  1. Strengths: Internal attributes and resources that contribute to a successful outcome, such as a diverse product line, loyal customer base, or excellent customer service.
  2. Weaknesses: Internal factors and resources that hinder success, like a weak brand, excessive debt, or inadequate staffing and training.
  3. Opportunities: External factors that the organization can exploit to its advantage, such as favorable export tariffs, tax incentives, or new technologies.
  4. Threats: External factors that could jeopardize success, including increasing competition, declining demand, or supply chain uncertainties.

A SWOT matrix, typically a square divided into four quadrants, is used to organize these elements. Each quadrant represents one of the four components, allowing decision-makers to systematically list strengths, weaknesses, opportunities, and threats. Organizations or individuals conducting a SWOT analysis can utilize various templates that usually adhere to this four-quadrant format.

Detailed Examination of SWOT Elements


When identifying strengths, focus on areas where your organization has a competitive advantage. For instance, if all your competitors have excellent websites with comprehensive product information and order tracking, then having a “great” website is not necessarily a strength. Avoid overrating your capabilities and use quantifiable and verifiable facts rather than empty proclamations. This is the time to acknowledge true strengths that come from overcoming challenges.


Identifying weaknesses requires honesty and a willingness to confront uncomfortable truths. For instance, if your meetings often end with unanimous decisions that no one truly supports, this should be listed as a weakness. Understand what causes you to lose prospects and customers to competitors and where improvements are necessary. Evaluate your organization’s vision, mission, and values; if these are lacking, they should be included in your list of weaknesses.


Identifying opportunities involves looking at best practices, emerging trends, competitor successes, and external changes. For instance, new technology, government programs, or changing demographics can open new markets or enhance your competitive advantage. Consider how you can leverage your strengths or address your weaknesses in light of these opportunities. Think strategically about how to use social media, whether for creating loyal customers or attracting new employees.

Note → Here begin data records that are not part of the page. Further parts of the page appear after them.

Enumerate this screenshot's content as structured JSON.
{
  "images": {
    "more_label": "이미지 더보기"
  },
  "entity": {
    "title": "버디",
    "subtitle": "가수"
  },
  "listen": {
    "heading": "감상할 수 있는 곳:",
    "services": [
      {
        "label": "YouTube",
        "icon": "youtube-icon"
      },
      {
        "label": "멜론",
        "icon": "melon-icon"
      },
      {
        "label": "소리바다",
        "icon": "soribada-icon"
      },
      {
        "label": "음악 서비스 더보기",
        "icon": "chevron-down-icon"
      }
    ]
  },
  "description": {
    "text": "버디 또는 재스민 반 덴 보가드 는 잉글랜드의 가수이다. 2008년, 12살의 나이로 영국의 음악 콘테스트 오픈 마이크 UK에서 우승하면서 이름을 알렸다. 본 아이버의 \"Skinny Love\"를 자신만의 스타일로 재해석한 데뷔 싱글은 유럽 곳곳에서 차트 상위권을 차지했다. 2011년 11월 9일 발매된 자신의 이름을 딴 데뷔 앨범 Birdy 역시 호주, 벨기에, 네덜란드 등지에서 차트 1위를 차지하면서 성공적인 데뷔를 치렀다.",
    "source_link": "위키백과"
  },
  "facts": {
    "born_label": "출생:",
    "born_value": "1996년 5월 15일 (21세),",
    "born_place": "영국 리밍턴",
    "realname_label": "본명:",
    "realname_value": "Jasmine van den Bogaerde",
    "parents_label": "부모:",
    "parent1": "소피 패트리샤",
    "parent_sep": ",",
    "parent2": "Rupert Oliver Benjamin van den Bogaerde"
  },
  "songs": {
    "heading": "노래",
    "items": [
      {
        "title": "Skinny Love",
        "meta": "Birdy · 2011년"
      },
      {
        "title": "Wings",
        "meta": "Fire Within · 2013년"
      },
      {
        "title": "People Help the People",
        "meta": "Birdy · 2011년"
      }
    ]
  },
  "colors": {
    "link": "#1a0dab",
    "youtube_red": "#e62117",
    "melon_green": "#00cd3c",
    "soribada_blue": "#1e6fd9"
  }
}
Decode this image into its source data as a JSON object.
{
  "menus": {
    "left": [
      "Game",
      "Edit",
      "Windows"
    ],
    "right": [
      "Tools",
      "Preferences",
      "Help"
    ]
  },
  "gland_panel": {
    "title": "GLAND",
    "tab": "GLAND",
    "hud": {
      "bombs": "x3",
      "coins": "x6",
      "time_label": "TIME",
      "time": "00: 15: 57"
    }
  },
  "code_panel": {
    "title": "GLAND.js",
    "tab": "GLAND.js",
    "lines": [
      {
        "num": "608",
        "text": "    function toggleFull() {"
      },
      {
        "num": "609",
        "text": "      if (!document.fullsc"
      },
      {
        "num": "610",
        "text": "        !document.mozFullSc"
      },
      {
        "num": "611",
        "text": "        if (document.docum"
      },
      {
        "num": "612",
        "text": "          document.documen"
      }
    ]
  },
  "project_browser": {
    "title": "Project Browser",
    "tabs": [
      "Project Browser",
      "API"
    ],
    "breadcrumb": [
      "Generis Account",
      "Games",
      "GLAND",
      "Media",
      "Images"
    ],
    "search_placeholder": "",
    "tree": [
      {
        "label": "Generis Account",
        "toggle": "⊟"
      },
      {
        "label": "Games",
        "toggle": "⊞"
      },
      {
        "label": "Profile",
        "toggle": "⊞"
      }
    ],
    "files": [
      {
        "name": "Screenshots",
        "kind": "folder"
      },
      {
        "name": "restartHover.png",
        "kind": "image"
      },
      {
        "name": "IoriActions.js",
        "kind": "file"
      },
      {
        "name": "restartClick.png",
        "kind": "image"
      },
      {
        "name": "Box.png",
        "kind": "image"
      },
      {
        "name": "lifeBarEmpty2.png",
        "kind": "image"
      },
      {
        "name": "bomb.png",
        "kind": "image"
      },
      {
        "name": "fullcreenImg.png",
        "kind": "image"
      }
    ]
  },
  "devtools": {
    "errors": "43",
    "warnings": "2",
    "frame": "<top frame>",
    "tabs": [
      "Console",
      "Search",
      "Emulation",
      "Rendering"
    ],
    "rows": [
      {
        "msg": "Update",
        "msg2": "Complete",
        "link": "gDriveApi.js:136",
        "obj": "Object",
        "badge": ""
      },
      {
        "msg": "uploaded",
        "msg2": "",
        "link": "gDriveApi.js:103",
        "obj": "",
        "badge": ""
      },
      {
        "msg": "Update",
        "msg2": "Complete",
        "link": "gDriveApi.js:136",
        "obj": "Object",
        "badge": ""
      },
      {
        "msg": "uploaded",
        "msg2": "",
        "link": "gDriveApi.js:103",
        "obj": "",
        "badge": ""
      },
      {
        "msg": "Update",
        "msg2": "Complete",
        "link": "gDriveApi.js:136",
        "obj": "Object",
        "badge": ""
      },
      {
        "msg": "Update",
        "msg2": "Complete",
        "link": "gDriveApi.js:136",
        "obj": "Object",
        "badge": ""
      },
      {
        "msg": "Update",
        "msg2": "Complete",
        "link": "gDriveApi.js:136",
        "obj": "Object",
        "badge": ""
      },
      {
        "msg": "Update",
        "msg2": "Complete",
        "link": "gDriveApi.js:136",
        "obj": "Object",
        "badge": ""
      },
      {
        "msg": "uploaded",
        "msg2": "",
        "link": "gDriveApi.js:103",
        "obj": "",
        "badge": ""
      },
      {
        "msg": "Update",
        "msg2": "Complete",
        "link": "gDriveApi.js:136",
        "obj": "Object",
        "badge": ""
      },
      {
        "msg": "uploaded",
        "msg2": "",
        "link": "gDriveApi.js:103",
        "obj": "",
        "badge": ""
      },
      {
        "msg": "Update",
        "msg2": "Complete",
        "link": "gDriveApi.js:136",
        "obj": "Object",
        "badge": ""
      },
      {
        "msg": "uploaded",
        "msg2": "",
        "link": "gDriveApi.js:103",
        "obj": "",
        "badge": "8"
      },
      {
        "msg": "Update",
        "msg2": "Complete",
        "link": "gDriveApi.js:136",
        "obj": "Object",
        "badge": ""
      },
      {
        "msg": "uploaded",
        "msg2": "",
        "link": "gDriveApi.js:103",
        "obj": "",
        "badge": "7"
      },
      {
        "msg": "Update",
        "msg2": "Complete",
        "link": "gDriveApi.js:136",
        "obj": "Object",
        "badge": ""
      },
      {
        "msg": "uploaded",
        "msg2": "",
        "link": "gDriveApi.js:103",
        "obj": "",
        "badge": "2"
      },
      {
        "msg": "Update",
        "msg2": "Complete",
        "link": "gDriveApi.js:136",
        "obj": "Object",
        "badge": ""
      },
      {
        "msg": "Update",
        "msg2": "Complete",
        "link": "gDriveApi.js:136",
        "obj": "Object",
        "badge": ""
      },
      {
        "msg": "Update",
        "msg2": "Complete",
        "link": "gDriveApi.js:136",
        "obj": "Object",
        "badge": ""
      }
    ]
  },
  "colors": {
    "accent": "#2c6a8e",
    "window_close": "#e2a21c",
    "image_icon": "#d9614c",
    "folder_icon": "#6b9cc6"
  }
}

Listing threats involves considering external factors that could negatively impact your organization. For instance, the increase in natural gas production has significantly affected coal producers more than environmental regulations. Consider what changes could affect your market or make your products and services obsolete. Extend your analysis to include suppliers, partners, and employees, and address threats realistically.

Prioritizing and Pruning SWOT Factors

A comprehensive SWOT analysis should not be cluttered with an excessive number of factors. Instead, focus on having open discussions to clarify, modify, combine, and eliminate items from your initial list. The goal is to prune and prioritize the factors to no more than three to five per category. One effective method for this process is the RightPage consensus-building tool.

Moving from Analysis to Action

Once your SWOT analysis is complete and you have identified three to five factors for each category, you can begin to develop action plans that:

  • Capitalize on strengths
  • Minimize weaknesses
  • Take advantage of opportunities
  • Manage risks associated with threats

This transition from analysis to action is where the true value of a SWOT analysis lies. It provides a clear framework for turning insights into strategic initiatives and practical steps that can guide your organization toward achieving its goals.

SWOT analysis is a powerful tool for understanding and planning for success by identifying and evaluating an entity’s internal and external factors. By carefully analyzing strengths, weaknesses, opportunities, and threats, you can make informed decisions and create effective strategies to navigate challenges and capitalize on opportunities. Whether applied to an entire organization, a specific product line, a single department, or an individual, SWOT analysis helps to streamline the decision-making process and align your strategic initiatives with the realities of the competitive environment.